Teng Biao: The Law On Trial In China
Our work is frustrating and sometimes hazardous, but we have had considerable success in protecting the rights of individuals and in highlighting cases that have raised awareness of the law among people all across China. This happened last year when we defended families of victims of the toxic baby formula produced by Sanlu Milk Co. It happened again this year when we defended Deng Yujiao, a waitress who stabbed an official as he was attempting to rape her, and again when we opposed the Chinese government’s attempt to require “Green Dam” Internet censorship software on every computer sold in China. We have also defended Liu Xiaobo, the writer who faces prison for signing Charter 08, a manifesto that calls for democracy and human rights.

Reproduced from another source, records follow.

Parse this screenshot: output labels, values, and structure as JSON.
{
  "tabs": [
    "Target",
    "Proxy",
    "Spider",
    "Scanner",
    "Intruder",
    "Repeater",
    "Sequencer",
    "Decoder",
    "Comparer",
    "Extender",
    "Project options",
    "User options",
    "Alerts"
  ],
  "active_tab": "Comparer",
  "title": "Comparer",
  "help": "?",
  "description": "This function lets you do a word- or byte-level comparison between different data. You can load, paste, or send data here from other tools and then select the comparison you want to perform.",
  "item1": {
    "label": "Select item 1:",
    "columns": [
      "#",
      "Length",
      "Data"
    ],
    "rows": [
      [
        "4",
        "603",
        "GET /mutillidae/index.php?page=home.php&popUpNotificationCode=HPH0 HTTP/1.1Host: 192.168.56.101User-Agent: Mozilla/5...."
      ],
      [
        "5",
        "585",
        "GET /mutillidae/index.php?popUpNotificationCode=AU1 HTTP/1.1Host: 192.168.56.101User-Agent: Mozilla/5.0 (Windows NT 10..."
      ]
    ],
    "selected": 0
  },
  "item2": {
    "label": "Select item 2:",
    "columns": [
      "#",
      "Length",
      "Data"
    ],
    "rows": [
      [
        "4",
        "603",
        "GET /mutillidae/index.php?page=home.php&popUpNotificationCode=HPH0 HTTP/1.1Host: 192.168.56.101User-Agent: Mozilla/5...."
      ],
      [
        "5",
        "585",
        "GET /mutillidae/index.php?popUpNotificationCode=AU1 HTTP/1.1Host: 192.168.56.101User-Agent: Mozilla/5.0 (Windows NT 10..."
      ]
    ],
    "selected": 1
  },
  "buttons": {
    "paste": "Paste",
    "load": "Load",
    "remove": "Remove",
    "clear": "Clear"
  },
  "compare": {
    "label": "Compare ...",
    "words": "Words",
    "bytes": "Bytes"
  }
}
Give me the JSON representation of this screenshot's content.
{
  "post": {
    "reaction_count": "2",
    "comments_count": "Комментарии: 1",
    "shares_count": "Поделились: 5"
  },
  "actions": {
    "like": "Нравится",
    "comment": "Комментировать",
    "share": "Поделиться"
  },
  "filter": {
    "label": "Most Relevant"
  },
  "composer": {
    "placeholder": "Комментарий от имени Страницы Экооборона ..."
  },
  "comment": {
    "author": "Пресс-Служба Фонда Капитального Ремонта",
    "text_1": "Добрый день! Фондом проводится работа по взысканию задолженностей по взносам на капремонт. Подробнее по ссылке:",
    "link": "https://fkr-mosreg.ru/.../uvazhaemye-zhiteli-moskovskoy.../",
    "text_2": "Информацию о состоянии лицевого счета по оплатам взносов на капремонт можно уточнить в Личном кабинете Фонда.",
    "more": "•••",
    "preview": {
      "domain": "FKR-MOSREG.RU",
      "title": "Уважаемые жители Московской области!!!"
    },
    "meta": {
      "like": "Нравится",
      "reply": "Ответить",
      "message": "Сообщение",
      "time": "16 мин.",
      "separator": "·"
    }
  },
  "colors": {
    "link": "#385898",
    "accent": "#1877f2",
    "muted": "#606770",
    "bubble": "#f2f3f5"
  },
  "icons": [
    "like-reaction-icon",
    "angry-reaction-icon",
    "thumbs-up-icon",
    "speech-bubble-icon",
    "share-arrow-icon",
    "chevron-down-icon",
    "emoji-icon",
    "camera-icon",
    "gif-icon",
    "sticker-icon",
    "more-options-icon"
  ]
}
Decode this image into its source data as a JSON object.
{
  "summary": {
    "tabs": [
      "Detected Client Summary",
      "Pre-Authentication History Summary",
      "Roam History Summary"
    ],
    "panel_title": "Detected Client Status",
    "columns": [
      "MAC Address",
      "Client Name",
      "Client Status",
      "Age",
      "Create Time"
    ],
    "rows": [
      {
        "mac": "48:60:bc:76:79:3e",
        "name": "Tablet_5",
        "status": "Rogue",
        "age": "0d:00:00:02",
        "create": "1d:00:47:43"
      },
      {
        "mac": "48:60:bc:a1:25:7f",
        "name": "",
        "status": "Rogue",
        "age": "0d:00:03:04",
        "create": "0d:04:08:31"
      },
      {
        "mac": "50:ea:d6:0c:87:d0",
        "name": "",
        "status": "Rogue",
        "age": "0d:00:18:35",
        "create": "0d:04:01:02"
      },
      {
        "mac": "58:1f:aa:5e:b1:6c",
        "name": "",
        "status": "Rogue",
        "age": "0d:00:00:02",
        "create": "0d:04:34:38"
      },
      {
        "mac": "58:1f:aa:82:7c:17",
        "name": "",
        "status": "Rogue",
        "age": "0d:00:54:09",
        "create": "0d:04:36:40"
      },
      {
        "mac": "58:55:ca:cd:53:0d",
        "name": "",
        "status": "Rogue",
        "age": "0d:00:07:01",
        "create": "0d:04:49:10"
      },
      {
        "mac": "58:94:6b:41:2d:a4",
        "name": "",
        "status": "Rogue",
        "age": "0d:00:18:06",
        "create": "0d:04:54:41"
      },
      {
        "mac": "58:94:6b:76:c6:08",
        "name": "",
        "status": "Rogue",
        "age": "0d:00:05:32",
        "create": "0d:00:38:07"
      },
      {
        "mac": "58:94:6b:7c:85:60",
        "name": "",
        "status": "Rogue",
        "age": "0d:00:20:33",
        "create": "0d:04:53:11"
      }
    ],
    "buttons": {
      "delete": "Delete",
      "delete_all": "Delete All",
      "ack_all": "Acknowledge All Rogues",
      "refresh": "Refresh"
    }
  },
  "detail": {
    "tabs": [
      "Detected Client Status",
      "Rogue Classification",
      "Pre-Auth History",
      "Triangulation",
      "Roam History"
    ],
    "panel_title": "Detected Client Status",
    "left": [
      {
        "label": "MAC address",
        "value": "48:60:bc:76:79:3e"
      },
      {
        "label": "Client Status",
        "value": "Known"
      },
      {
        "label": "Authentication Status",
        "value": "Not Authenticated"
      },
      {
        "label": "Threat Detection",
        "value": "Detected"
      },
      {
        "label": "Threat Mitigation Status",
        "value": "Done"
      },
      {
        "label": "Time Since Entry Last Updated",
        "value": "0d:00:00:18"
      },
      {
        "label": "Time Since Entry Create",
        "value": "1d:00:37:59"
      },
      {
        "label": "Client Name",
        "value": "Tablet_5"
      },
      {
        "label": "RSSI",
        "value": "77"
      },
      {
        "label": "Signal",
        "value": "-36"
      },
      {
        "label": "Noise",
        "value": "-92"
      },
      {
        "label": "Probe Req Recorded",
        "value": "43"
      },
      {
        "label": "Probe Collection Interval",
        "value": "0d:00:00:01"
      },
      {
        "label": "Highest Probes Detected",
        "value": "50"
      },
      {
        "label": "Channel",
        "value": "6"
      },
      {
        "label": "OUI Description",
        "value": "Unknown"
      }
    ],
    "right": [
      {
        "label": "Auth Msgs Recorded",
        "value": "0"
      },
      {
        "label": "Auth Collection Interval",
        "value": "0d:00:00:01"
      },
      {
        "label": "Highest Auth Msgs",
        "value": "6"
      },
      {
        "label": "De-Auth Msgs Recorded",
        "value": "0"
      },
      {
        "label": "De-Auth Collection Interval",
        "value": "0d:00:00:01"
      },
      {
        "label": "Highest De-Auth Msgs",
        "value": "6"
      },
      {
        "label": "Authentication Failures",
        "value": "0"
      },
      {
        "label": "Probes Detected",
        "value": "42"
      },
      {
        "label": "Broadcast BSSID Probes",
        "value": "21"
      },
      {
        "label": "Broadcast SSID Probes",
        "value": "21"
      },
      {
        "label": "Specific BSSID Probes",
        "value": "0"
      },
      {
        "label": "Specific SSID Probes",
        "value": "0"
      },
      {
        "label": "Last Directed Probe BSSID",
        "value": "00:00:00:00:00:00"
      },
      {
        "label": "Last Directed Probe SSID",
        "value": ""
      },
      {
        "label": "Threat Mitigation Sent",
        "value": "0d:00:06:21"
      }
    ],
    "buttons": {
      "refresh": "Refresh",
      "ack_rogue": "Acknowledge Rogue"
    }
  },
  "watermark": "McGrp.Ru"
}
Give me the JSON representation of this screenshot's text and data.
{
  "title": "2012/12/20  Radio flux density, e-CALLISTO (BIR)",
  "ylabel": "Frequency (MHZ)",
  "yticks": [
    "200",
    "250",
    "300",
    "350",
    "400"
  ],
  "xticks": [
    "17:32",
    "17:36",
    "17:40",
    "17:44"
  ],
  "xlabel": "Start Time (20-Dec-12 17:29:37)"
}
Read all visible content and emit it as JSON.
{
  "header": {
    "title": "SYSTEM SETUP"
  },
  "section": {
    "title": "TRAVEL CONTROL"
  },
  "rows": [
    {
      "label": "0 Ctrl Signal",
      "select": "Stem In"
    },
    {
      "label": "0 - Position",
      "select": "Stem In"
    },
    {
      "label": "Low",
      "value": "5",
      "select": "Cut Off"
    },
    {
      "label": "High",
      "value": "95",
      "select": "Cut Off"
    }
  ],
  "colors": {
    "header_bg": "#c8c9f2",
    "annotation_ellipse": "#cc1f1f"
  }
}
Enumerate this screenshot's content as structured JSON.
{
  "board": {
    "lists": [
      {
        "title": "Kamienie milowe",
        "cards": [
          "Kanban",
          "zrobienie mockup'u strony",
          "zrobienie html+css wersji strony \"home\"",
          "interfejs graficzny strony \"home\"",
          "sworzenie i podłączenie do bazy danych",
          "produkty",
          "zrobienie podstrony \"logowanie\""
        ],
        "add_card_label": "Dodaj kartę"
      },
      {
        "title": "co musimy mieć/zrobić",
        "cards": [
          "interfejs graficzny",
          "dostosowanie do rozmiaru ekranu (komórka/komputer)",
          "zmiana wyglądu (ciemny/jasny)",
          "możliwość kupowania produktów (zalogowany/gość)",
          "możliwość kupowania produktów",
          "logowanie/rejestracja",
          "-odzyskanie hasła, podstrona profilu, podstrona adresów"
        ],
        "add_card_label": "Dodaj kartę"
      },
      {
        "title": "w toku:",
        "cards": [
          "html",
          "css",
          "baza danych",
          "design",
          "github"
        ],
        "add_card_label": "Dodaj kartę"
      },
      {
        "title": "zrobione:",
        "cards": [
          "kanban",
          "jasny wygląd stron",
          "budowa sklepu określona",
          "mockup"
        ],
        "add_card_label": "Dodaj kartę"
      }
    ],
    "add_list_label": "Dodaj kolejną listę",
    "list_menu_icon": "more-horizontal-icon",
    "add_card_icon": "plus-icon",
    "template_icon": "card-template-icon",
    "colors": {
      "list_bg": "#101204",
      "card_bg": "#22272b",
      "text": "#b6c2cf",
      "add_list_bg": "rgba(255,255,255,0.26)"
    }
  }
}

We can do these things not because China’s rulers are becoming more tolerant (they are not) but because, for several reasons, they find that they need a legal system in order to rule. A few decades ago problems such as property disputes, domestic violence and even murders were handled by Communist Party functionaries inside communes or “work units.” But now, because communes and most work units are things of the past, the role of lawyers and courts has to expand. Modern business also needs law. And, perhaps most important for us who do “rights law,” the government needs, for reasons of prestige at home and abroad, to pretend that it strictly observes the law. Officials still violate the law, especially in political cases, and get away with it. But they always have to pretend that what they do is “according to law,” because their claim to legitimacy depends on it.